Thourson has even recorded and posted videos from Tanaka as time allows. People who have sent letters and organized events for Tanaka have received a personal thank-you from him in this way.
Thourson not only makes videos and posts of Tanaka on good days but also the bad ones. Thourson does this because he wants people to know that Tanaka is truly suffering and that his heart conditions are not just a scam. He said that he hopes Snopes (www.snopes.com), an urban legends referencing Web site, will check out Tanaka’s story and validate its truth.
“Many of Takumi’s friends from the master’s program were from other countries and have returned home. . . . I was the one closest to him,” Thourson said. “I was the one there.”
He said the hardest challenge he has besides raising funds is being so far away. He lives about an 90 minutes to 2 hours from Tanaka but finds time to travel there every weekend as well as during the week as needed. “It’s a momentum thing, to keep things going,” he said.
Between visits to doctors and taking much-needed medication, Tanaka spends every lucid moment he has searching for a job. He is fluent in English and speaks another six languages, including Japanese, Italian and Korean. He recently went to an interview, but most jobs require an immediate start and Tanaka has months of rehabilitation and another major heart surgery ahead of him before he is capable of working every day.
Thourson believes rather than focusing on finding a job he should be resting and trying to get well, preferably in a hospital where he can receive proper care and treatment. However, without a job, the recent March graduate’s visa will soon expire.
So to further complicate matters Thourson and Tanaka are meeting with lawyers trying to work out how Tanaka can remain in Japan. Thourson assured fans and supporters that the donation money sent for Tanaka’s health will not be used to pay for the lawyers’ fees.
Tanaka, who grew up helping care for his little brothers and teaching volunteer English classes at his local church, is not accustomed to receiving money from others. He hopes to get well quickly and find a job using his recently earned degree and vast language skills. As for how Tanaka feels about Thourson, he said: “I am very thankful. He is the big brother I never had.”
Thourson reports on www.takumisheart.com that they have received roughly ¥450,000 in donations.
When he feels able, Tanaka posts comments about himself on Twitter and Facebook. “It’s so heart-filling. I thought I was alone, but actually a lot of people all over the world care about me,” he said.
Recently, Tanaka had to undergo surgery on his eyes to removed dried blood caused from the stroke and he has to have the fluid in his lungs drained almost biweekly. Over the past week, Tanaka’s condition has been worsening. He has suffered hearing and vision problems as well as struggling to breathe.
The past “two or three days he has been basically comatose,” said Thourson about Tanaka’s health.
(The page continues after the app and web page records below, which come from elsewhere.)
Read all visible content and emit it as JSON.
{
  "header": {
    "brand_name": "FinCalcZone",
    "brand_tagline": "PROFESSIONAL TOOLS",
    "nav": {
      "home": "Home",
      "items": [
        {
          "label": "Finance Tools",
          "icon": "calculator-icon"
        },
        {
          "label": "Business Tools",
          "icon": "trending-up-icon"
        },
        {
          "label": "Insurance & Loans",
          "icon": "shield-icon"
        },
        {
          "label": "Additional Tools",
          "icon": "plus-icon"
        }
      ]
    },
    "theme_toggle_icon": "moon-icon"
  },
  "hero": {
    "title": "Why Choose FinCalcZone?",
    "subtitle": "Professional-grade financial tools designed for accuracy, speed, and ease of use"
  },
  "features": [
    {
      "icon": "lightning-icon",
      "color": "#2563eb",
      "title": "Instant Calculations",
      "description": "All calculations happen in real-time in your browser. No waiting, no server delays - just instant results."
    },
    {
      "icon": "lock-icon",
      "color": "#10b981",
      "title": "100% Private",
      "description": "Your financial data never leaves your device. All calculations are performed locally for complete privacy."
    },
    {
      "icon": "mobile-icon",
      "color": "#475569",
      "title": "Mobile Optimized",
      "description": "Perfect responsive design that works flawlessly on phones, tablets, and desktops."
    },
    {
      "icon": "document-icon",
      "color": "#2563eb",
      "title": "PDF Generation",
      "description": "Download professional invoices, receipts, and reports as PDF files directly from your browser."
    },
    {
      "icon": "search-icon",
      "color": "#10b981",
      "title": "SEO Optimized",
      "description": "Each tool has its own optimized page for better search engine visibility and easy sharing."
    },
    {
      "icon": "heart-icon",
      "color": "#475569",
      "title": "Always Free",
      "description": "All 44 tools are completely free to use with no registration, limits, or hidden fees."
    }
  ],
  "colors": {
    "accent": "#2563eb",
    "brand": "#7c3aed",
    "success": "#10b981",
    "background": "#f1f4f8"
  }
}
Due to Tanaka’s failing health, surgery was scheduled for this Sunday despite the lack of funds to pay for it and the other costs that will be included.
However, a possible vacancy in a Tokyo doctor’s schedule found Tanaka alone on a shinkansen Thursday morning, according to Thourson. “He is very stubborn” Thourson said. “He wanted to do this (the surgery) on his own.” As of Friday evening he had not heard from Tanaka. Thourson said he would update the Facebook page as soon as more information is known.